* _DIRECTIONS_:
For each line of the data below, copy it if it holds the word "Configurações".

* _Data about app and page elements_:
***

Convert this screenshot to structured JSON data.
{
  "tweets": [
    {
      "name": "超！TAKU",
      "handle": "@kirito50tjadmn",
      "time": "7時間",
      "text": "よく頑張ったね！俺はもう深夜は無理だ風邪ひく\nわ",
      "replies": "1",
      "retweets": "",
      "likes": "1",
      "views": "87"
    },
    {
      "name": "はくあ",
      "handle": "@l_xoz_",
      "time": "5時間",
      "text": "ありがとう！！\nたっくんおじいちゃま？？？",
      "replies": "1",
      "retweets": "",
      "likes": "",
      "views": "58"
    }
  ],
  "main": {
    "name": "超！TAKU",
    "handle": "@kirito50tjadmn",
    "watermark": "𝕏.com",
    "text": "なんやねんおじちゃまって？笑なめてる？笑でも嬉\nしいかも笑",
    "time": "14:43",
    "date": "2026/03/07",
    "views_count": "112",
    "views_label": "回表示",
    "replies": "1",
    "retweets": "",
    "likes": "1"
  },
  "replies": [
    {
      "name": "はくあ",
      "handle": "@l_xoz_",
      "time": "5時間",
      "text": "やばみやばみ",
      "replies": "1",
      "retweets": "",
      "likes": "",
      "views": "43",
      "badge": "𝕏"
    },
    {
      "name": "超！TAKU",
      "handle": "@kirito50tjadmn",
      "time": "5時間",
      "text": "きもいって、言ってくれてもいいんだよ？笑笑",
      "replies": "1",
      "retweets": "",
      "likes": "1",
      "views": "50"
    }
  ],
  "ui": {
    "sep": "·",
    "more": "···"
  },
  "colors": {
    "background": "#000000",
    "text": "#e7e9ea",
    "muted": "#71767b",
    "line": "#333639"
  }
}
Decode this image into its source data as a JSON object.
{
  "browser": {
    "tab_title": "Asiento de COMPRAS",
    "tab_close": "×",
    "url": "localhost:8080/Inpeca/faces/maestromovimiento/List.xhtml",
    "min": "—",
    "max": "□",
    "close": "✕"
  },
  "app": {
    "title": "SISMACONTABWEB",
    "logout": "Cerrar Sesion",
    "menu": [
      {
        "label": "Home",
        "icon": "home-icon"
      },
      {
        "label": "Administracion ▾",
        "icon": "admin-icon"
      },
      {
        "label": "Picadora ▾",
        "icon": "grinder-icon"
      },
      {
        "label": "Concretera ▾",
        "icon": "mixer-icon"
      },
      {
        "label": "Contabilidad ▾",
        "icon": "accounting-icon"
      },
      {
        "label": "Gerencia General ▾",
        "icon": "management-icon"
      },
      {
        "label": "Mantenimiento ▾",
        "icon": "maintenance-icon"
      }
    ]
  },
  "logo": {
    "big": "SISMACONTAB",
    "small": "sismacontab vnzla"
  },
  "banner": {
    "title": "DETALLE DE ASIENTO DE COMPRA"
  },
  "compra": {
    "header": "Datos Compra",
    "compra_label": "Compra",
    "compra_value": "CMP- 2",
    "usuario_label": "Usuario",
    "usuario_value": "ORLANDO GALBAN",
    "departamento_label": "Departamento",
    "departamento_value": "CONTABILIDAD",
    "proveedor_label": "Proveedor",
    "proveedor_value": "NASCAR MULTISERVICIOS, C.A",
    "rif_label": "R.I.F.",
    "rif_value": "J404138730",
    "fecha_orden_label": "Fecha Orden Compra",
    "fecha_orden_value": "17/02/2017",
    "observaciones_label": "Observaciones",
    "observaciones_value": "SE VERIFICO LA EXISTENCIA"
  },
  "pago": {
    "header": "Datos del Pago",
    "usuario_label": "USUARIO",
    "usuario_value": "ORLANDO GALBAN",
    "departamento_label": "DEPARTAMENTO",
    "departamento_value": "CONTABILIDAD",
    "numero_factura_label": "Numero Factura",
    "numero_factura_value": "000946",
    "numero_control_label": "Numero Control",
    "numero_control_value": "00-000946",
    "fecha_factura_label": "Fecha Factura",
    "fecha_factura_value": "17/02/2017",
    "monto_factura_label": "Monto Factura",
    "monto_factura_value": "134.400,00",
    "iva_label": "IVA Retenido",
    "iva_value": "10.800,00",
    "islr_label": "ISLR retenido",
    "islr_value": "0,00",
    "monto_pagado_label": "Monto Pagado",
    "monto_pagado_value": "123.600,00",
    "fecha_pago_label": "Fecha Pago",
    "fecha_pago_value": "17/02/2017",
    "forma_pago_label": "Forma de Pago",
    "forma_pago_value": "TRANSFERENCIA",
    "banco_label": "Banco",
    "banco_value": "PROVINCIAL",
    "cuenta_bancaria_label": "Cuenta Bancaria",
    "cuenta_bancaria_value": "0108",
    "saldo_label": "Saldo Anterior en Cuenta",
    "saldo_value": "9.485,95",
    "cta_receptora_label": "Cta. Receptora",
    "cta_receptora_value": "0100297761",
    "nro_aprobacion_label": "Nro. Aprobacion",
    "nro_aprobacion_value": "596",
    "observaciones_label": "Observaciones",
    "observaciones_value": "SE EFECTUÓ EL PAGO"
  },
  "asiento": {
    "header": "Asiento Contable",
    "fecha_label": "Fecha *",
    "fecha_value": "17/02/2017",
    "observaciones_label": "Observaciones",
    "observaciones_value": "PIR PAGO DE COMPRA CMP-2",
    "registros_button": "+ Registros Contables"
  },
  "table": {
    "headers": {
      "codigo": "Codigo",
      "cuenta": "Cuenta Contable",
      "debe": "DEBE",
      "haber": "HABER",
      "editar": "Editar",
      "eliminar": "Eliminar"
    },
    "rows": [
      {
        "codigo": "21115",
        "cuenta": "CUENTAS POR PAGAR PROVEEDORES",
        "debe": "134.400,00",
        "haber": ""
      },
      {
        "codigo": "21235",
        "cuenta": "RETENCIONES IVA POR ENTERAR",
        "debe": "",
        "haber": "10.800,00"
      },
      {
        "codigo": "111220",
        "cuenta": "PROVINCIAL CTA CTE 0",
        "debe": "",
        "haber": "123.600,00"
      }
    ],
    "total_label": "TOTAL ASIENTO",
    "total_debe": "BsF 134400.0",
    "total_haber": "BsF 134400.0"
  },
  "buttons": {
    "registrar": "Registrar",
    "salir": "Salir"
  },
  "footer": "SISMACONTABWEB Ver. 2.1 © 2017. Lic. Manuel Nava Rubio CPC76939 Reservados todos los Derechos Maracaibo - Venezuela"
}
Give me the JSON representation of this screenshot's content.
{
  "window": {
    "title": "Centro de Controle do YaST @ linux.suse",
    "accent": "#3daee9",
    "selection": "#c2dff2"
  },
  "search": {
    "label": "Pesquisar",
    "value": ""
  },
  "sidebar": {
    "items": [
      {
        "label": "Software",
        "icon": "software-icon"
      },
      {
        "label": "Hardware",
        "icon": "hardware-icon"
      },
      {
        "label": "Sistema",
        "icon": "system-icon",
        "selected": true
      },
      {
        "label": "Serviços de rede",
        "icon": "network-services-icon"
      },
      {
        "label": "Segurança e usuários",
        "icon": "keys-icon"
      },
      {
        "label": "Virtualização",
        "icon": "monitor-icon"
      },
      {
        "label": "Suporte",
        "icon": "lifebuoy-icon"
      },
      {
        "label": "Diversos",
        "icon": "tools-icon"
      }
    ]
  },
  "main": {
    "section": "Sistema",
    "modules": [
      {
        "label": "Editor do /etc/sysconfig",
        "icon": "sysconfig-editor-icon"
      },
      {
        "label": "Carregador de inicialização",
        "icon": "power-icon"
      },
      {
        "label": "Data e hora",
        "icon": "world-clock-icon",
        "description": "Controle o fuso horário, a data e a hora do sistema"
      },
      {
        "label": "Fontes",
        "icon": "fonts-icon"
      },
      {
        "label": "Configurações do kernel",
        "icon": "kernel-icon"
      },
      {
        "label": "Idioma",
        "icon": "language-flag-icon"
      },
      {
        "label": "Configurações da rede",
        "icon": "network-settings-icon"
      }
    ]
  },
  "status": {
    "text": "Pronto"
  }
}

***

* _SOLUTION_:
        "label": "Configurações do kernel",
        "label": "Configurações da rede",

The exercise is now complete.